I’m about to have a few spoilers in this post, so I thought I’d give you fair warning. I have absolutely been in love with the series ‘Sherlock.’ The BBC’s modern interpretation of Sir Arthur Conan Doyle’s character was awesome. Then America had to go and rip it off wholesale with the lackluster series ‘Elementary.’ Yeah, this country does that. For real, if anything is popular overseas, America wants its own version. It’s kind of pathetic. Back to the BBC, it helped that they had the incredible acting talents of Benedict Cumberbatch (and his sexiness) as the titular character, with Martin Freeman playing his fun sidekick, John Watson. The first two seasons of the series are absolutely awesome. But then the third came along.
See, one of the best things in the series was the battle against Moriarty. It was the driving force behind Sherlock Holmes and it gave the series its guiding light. The game of cat and mouse between them. Granted, since the series only had three movie-length episodes per season, it wasn’t a very deep exploration of the mind games between them. Still, it shined when it needed to. The ending of the conflict in the second season was pretty awesome. For real, major spoiler here. You’ve been warned. Moriarty is killed and Sherlock supposedly died with him. It kind of felt all wrapped up. But like I said, the third season came along.
I’m going to digress a bit and talk about another favorite show of mine. It is called ‘Death Note.’ I’m sure I don’t have to explain to you all what that is. Alright, for the five people who don’t know what the series is. It’s about a young man named Light, who finds a book called the Death Note. With it, he can kill anyone, so long as he knows their name and face. He uses it to try and become a god, killing off the world’s criminal element en masse. A detective named L is tasked with stopping him. The driving force of the series is the conflict between the two of them.
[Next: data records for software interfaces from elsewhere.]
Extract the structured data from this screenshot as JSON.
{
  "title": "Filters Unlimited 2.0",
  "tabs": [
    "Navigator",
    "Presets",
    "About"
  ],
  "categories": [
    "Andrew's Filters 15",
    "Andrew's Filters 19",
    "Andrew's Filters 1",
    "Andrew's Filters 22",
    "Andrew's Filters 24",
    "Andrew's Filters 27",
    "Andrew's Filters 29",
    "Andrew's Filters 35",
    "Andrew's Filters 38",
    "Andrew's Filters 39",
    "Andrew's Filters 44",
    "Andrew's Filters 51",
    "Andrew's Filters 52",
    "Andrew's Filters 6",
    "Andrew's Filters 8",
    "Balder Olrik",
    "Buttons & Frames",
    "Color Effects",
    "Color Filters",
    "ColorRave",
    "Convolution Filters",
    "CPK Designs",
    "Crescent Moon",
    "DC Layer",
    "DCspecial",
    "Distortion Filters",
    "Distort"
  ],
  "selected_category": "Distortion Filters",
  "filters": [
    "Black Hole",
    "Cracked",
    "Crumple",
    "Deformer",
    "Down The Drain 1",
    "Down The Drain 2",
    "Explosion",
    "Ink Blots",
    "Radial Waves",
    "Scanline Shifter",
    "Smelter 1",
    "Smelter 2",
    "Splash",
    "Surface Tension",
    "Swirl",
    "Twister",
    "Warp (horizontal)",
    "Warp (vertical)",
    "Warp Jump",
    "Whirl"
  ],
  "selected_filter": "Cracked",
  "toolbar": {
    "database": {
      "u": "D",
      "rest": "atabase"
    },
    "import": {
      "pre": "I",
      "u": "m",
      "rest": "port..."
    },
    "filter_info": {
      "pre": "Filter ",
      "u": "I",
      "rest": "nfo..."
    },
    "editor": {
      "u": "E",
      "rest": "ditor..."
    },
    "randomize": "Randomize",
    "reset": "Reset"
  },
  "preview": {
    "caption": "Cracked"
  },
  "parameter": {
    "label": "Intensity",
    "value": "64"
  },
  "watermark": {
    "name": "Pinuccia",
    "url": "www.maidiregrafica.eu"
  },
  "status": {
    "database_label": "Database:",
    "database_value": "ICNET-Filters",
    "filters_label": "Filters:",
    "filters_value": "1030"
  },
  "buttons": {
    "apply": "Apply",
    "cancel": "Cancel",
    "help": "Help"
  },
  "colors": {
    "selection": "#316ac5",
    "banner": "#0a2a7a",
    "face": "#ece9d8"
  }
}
It is an unbelievably-intense mind game that constantly has the two pitting their mind-powers against one-another. There is an argument to be made that ‘Death Note’ has the greatest mind-game of all time. I would make that argument.
However, while the first 25 episodes were nothing short of over-the-top brilliance and hyper-drama, after that episode, the series went almost completely to shit, save a last episode that is so brilliant that it has to be viewed again once it is done. What happened after episode 25? I warned you about spoilers. L dies. In a brilliant movie, Light finally kills L. I won’t spoil how, if you haven’t seen it, but it is the culmination of their mental battle and it feels so unbelievably-cathartic. Though maybe that’s because I was rooting for Light.
Following L’s death, the series lost almost all its forward momentum. Were it not for how good the last episode is, then it wouldn’t be NEARLY as lauded as it is. It got that bad. That driving force made the series work. The series simply couldn’t work without it.
Which brings us back to ‘Sherlock.’ Without Moriarty, the entire driving force behind the series was gone. And the third season was an absolute mess. Not only were the episodes not particularly interesting, but there felt like no direction. A real shame, to see this happen.
A lot of shows have a moment where they lose their momentum. Their mojo, as it were. Most every series does. It’s the express few that can get it back. Some can even not have too much and get more as the series goes on. It’s always a shame when it happens, because it’s very rare to come back from that. For me, I think I’m done with ‘Sherlock.’ It was a good ride, and thankfully it got Benedict Cumberbatch elevated as an actor. So, all’s well that ends well. That’s how it goes.
Until next time, a quote,
“Listen, dammit! You step outside, your risk your life. You take a drink of water, you risk your life. And nowadays, you breathe and you risk your life. Every moment now. You don’t have a choice. The only thing you can choose is what you’re risking it for.” -Hershel Greene, The Walking Dead